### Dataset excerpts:
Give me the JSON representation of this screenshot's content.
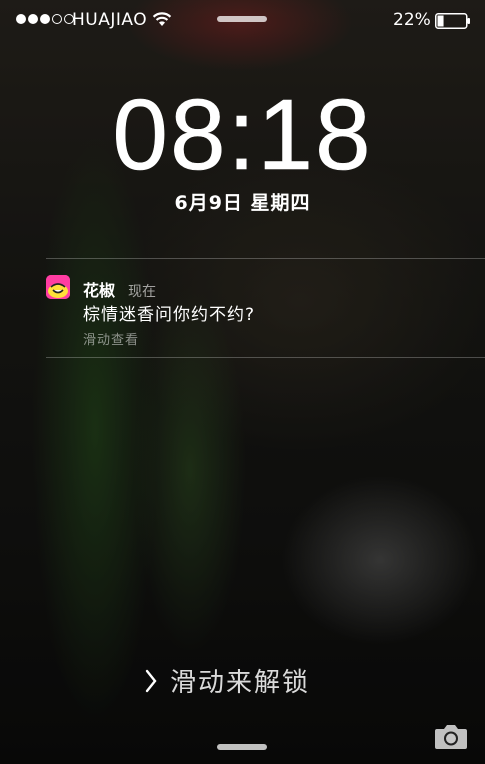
{
  "status_bar": {
    "signal_dots_filled": 3,
    "signal_dots_total": 5,
    "carrier": "HUAJIAO",
    "battery_percent_label": "22%",
    "battery_level": 0.22,
    "icons": [
      "signal-dots",
      "wifi-icon",
      "battery-icon"
    ]
  },
  "lock": {
    "time": "08:18",
    "date": "6月9日  星期四"
  },
  "notification": {
    "app_name": "花椒",
    "time": "现在",
    "message": "棕情迷香问你约不约?",
    "action_hint": "滑动查看",
    "icon": "huajiao-app-icon",
    "icon_color": "#ff3da2"
  },
  "unlock": {
    "label": "滑动来解锁",
    "icon": "chevron-right-icon"
  },
  "camera": {
    "icon": "camera-icon"
  }
}
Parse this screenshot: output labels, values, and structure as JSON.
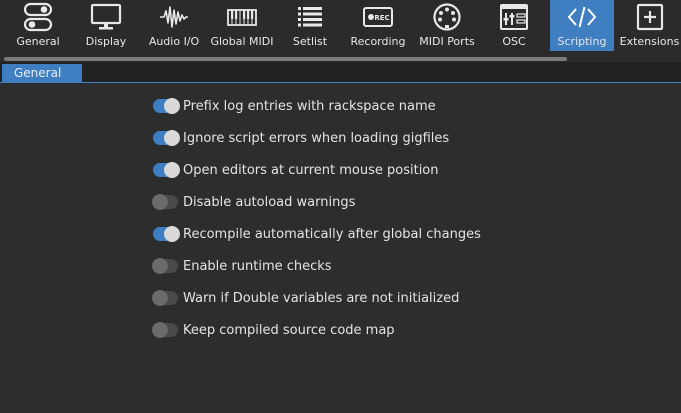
{
  "toolbar": {
    "items": [
      {
        "label": "General",
        "icon": "sliders-toggle-icon"
      },
      {
        "label": "Display",
        "icon": "monitor-icon"
      },
      {
        "label": "Audio I/O",
        "icon": "waveform-icon"
      },
      {
        "label": "Global MIDI",
        "icon": "keyboard-icon"
      },
      {
        "label": "Setlist",
        "icon": "list-icon"
      },
      {
        "label": "Recording",
        "icon": "rec-icon"
      },
      {
        "label": "MIDI Ports",
        "icon": "midi-din-icon"
      },
      {
        "label": "OSC",
        "icon": "osc-panel-icon"
      },
      {
        "label": "Scripting",
        "icon": "code-icon",
        "active": true
      },
      {
        "label": "Extensions",
        "icon": "plus-box-icon"
      }
    ]
  },
  "tabs": [
    {
      "label": "General",
      "active": true
    }
  ],
  "options": [
    {
      "label": "Prefix log entries with rackspace name",
      "on": true
    },
    {
      "label": "Ignore script errors when loading gigfiles",
      "on": true
    },
    {
      "label": "Open editors at current mouse position",
      "on": true
    },
    {
      "label": "Disable autoload warnings",
      "on": false
    },
    {
      "label": "Recompile automatically after global changes",
      "on": true
    },
    {
      "label": "Enable runtime checks",
      "on": false
    },
    {
      "label": "Warn if Double variables are not initialized",
      "on": false
    },
    {
      "label": "Keep compiled source code map",
      "on": false
    }
  ],
  "colors": {
    "accent": "#3f7fc1",
    "background": "#2d2d2d",
    "toolbar": "#2b2b2b"
  }
}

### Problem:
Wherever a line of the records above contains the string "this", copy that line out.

### Completed exercise:
Give me the JSON representation of this screenshot's content.
Parse this screenshot: output labels, values, and structure as JSON.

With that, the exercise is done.